By coordinating efforts to almost piggy-back those of larger companies, smaller businesses can target consumers that are unsatisfied with, or uninterested in, the offerings of their more powerful competition. Depending on the products and services that big firms offer, smaller companies may instead be able to provide an alternative. The David in this analogy doesn't have to beat Goliath on equal terms, he simply needs to focus on what he does best – or even what Goliath does worst.

Can't compete? Collaborate or complement

Another angle would be to promote services that work alongside those of larger, more successful competitors. A domestic delivery and/or installation service could step up advertising in the run-up to a department store’s sale, in order to capture more business from consumers intending to stock up. By supporting the efforts of larger retailers, these services are taking some business for themselves, without having to enter the same ring. Everyone wins.

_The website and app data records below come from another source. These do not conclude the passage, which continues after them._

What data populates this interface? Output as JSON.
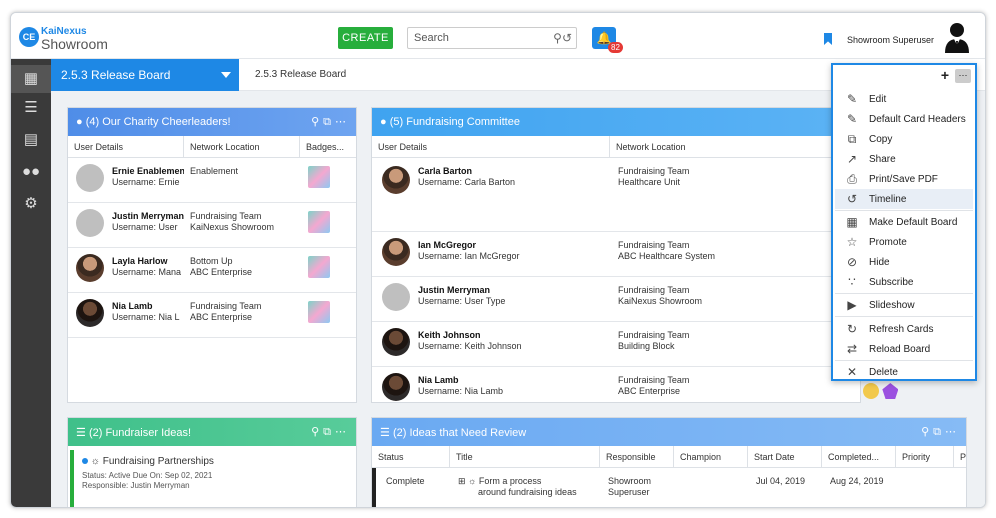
{
  "header": {
    "logo_mark": "CE",
    "brand_top": "KaiNexus",
    "brand_bottom": "Showroom",
    "create_label": "CREATE",
    "search_placeholder": "Search",
    "notification_count": "82",
    "user_name": "Showroom Superuser"
  },
  "board": {
    "selected": "2.5.3 Release Board",
    "crumb": "2.5.3 Release Board"
  },
  "cards": {
    "charity": {
      "title": "(4) Our Charity Cheerleaders!",
      "columns": [
        "User Details",
        "Network Location",
        "Badges..."
      ],
      "rows": [
        {
          "name": "Ernie Enablement",
          "username": "Username: Ernie",
          "loc1": "Enablement",
          "loc2": ""
        },
        {
          "name": "Justin Merryman",
          "username": "Username: User",
          "loc1": "Fundraising Team",
          "loc2": "KaiNexus Showroom"
        },
        {
          "name": "Layla Harlow",
          "username": "Username: Mana",
          "loc1": "Bottom Up",
          "loc2": "ABC Enterprise"
        },
        {
          "name": "Nia Lamb",
          "username": "Username: Nia L",
          "loc1": "Fundraising Team",
          "loc2": "ABC Enterprise"
        }
      ]
    },
    "committee": {
      "title": "(5) Fundraising Committee",
      "columns": [
        "User Details",
        "Network Location"
      ],
      "rows": [
        {
          "name": "Carla Barton",
          "username": "Username: Carla Barton",
          "loc1": "Fundraising Team",
          "loc2": "Healthcare Unit"
        },
        {
          "name": "Ian McGregor",
          "username": "Username: Ian McGregor",
          "loc1": "Fundraising Team",
          "loc2": "ABC Healthcare System"
        },
        {
          "name": "Justin Merryman",
          "username": "Username: User Type",
          "loc1": "Fundraising Team",
          "loc2": "KaiNexus Showroom"
        },
        {
          "name": "Keith Johnson",
          "username": "Username: Keith Johnson",
          "loc1": "Fundraising Team",
          "loc2": "Building Block"
        },
        {
          "name": "Nia Lamb",
          "username": "Username: Nia Lamb",
          "loc1": "Fundraising Team",
          "loc2": "ABC Enterprise"
        }
      ]
    },
    "ideas": {
      "title": "(2) Fundraiser Ideas!",
      "item_title": "Fundraising Partnerships",
      "item_meta": "Status: Active    Due On: Sep 02, 2021",
      "item_resp": "Responsible: Justin Merryman"
    },
    "review": {
      "title": "(2) Ideas that Need Review",
      "columns": [
        "Status",
        "Title",
        "Responsible",
        "Champion",
        "Start Date",
        "Completed...",
        "Priority",
        "P"
      ],
      "row": {
        "status": "Complete",
        "title1": "Form a process",
        "title2": "around fundraising ideas",
        "resp1": "Showroom",
        "resp2": "Superuser",
        "champion": "",
        "start": "Jul 04, 2019",
        "completed": "Aug 24, 2019",
        "priority": ""
      }
    }
  },
  "menu": {
    "items": [
      {
        "label": "Edit",
        "icon": "pencil-icon"
      },
      {
        "label": "Default Card Headers",
        "icon": "edit-box-icon"
      },
      {
        "label": "Copy",
        "icon": "copy-icon"
      },
      {
        "label": "Share",
        "icon": "share-icon"
      },
      {
        "label": "Print/Save PDF",
        "icon": "printer-icon"
      },
      {
        "label": "Timeline",
        "icon": "history-icon"
      },
      {
        "label": "Make Default Board",
        "icon": "grid-icon"
      },
      {
        "label": "Promote",
        "icon": "star-icon"
      },
      {
        "label": "Hide",
        "icon": "eye-off-icon"
      },
      {
        "label": "Subscribe",
        "icon": "rss-icon"
      },
      {
        "label": "Slideshow",
        "icon": "play-icon"
      },
      {
        "label": "Refresh Cards",
        "icon": "refresh-icon"
      },
      {
        "label": "Reload Board",
        "icon": "reload-icon"
      },
      {
        "label": "Delete",
        "icon": "close-icon"
      }
    ]
  },
  "colors": {
    "brand_blue": "#1e88e5",
    "create_green": "#27ae3c",
    "charity_head": "#4f8de8",
    "committee_head": "#3fa3f0",
    "ideas_head": "#3fc08a",
    "review_head": "#6aa9f2"
  }
}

As well as offering supportive services, promoting complementary goods is also a great idea. If a big retailer is offering deals on their range of televisions, smaller businesses can discount the DVDs or video games that consumers could enjoy on them. By capitalising on the frugal mood of consumers in the midst of sales fever, and avoiding competing directly with the mark downs that larger retailers offer, you can maximise the enjoyment consumers have from their new purchases – while boosting your own profit margins.

Make targeting a key part of your strategy

Key to making the strategies above work is targeting. Larger retailers have the clout to be ranking highly for popular sales-related keywords or seasonal terms like ‘January Sales’ and ‘Black Friday’. They can also get more adverts in front of consumers. This makes targeting specific consumers and keywords paramount. You can capitalise on the work already done by the big players, without angering them by undercutting the products and services that they're promoting.

Make note of the areas that large businesses are focusing their marketing pushes on, and put your marketing muscle behind theirs, promoting your own services as a complementary addition. By slip-streaming your marketing behind those with bigger budgets and more resources, you can make your efforts go further, ultimately increasing profit. Larger companies may even see an increase in their conversions as a result of this synergy, so they won't complain!

Compete in a race that you have a better chance of winning!

Some analysts have claimed there’s a lack of focus on smaller businesses during large sales events. This led to a noticeable push by concerned parties to redress the balance, with events such as 'Small Business Saturday' aimed at breaking the stranglehold that larger retailers have on consumers’ wallets.

The key marketing takeaway for small businesses in this instance is to focus on the key locations that they serve. Larger companies will pay most attention to the seasonal event itself and the goods on sale, so they're less likely to capitalise on individual local areas. With the right offers in place, consumers can be pulled away from the larger, more hectic sales shopping norm, and instead have a more relaxed experience elsewhere. In some cases, even if a smaller business can't offer the same level of discount as larger competition, the promise of smaller crowds, and a more convenient journey, can still attract consumers in their droves.

Nick Bush is an SEO specialist at Vertical Leap.

Join us, it's free.

Become a member to get access to:

  • Exclusive Content
  • Daily and specialised newsletters
  • Research and analysis

Join us, it’s free.

Want to read this article and others just like it? All you need to do is become a member of The Drum. Basic membership is quick, free and you will be able to receive daily news updates.